For this recipe, we will leave you to your own machinations on the barbecue and the kimchi, and if any of you whip this up with your own homemade kimchi and wood-fired barbecue, drop me a line. I'll bring the beverage of your choice!
For the hoecakes, see my blog: "Johnny-I mean hoecakes!" but add a quarter cup of chopped scallions from the garnish prep while mixing the hoecake contents. The fine corn meal in the photo above was yellow, although white or blue will yield similar results. For perfectly formed cakes, I used some steel rings Melanie bought for eggs or pancakes. Be sure to grease these also!
But before you do any of that, do the hard work first!
For the garnish:
- 1 cup shredded cabbage
- 1/2 cup sliced scallions (1/4 of this will go into the hoecakes)
- 1/4 cup shredded carrots
- 3 tbs chopped cilantro
- juice of 1 lime
I shred the cabbage myself on a mandoline, dice the scallions, chop the cilantro- but I just buy the shredded carrots at the grocery store. I like my fingers intact, and the mandoline is SHARP!
After all the slicing, dicing, and chopping is done, toss the vegetables together and squeeze the lime over it.
Once the garnish is made and the hoecakes are done, make a bed of cakes and top with the pulled pork barbecue. Barbecue sauce of your choice can be mixed with the pulled pork, but with the delicious spicy sauce Melanie made tonight, a generous slathering on top of the pork seemed right. Top with the garnish,and serve the kimchi on the side. Serve it while the hoecakes are hot!
Here's our take on this classic:
1 lb shrimp
1/2 cup vegetable oil
1/2 cup flour
1 medium onion, diced
1 green pepper, diced
3 stalks of celery, diced
6 cloves garlic, minced
3 sprigs fresh thyme
2 bay leaves
1/2 cup vermouth
1 small bottle clam juice
1 lb andouille sausage, sliced
2 cups Coarse Yellow Grits
Water or stock
heavy cream (optional)
- Prepare grits per our basic coarse grits recipe. Coarse grits typically take about 1 hour. (You can use quick grits if you prefer - they usually take about 30 minutes or less.)
- Peel shrimp, retaining shells. Refrigerate peeled shrimp until read to use. Boil shells in 4 cups of water for apx. 30 minutes. Drain and set stock aside.
- Heat oil in dutch oven. Add flour and stir frequently to break up clumps. Over medium heat, stir frequently for about 20 minutes until the the roux is a dark color - somewhere between milk chocolate and dark chocolate.
- Add chopped vegetables, thyme, salt and spices.

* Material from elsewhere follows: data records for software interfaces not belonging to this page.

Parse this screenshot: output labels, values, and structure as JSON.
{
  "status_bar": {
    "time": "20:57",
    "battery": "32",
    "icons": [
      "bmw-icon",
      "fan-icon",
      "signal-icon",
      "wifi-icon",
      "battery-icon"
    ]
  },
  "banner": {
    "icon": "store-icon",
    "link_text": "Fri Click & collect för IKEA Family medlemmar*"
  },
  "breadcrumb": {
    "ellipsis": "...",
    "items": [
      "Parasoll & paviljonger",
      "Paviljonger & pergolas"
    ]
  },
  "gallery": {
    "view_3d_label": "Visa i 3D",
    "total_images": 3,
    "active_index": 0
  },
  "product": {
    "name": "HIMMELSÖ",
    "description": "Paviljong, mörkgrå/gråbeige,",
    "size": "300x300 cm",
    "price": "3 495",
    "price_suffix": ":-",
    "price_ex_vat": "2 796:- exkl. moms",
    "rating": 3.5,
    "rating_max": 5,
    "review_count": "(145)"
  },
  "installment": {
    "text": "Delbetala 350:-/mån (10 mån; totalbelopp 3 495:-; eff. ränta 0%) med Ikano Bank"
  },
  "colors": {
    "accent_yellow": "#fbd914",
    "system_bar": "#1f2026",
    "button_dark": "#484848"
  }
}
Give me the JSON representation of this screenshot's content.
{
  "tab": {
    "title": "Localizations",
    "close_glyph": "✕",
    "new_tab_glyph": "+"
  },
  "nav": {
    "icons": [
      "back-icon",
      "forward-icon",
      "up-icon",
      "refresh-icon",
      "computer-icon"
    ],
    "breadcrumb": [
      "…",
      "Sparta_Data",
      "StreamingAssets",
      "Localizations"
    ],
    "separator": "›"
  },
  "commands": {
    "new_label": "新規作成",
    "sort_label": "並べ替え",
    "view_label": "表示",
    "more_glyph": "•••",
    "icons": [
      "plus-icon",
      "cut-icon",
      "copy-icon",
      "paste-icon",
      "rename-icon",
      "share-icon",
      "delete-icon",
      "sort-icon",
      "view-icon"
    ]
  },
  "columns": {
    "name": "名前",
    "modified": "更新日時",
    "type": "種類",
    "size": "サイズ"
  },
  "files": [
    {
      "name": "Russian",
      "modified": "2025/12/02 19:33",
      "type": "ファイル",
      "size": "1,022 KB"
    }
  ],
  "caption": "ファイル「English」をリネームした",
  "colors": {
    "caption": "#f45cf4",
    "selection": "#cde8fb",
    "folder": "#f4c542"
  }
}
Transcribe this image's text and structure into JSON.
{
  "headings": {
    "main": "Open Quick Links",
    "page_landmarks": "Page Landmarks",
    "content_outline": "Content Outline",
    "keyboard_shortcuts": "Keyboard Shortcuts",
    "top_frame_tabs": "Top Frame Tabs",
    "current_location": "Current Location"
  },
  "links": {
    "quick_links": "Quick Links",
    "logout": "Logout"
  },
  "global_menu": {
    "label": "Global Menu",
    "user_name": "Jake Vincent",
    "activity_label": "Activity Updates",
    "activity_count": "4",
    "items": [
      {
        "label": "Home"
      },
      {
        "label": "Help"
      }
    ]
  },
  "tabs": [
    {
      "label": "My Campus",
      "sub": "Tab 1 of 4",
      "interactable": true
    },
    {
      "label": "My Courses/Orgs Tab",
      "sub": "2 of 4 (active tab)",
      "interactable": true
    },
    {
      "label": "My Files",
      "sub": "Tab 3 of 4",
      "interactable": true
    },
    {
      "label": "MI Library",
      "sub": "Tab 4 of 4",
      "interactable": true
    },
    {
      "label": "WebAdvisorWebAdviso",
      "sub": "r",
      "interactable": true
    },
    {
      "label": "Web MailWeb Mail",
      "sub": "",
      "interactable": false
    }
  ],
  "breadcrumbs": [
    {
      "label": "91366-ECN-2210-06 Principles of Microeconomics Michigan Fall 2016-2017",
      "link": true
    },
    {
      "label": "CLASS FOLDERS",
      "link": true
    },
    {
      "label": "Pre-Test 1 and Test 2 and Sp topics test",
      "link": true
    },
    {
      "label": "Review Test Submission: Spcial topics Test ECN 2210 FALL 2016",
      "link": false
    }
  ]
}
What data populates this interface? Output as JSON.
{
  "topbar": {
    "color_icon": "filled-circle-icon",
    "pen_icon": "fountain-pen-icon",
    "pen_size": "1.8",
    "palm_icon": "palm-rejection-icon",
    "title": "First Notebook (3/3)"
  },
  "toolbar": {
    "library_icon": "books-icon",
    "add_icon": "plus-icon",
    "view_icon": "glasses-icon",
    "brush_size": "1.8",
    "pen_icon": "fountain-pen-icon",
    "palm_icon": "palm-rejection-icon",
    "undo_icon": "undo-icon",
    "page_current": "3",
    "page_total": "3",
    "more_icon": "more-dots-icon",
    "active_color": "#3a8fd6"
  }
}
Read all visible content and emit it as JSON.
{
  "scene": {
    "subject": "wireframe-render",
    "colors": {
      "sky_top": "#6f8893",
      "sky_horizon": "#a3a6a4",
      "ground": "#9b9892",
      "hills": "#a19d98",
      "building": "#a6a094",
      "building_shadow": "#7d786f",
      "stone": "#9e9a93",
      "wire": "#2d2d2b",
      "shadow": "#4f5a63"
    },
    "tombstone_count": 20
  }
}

Saute until soft, about 10 minutes.
- Add vermouth and stir until evaporated. Add 2 cups of the shrimp stock made previously and bottle of clam juice, stirring well. Add sausage. Boil, uncovered, 15 minutes or until thick and bubbly.
- Put peeled shrimp in a ziploc bag with a small amount of flour. Shake. In a separate pan, heat oil on high. Briefly pan-fry shrimp in small batches. Add to sauce and cook 3 minutes.
- Serve over grits. Enjoy with good friends!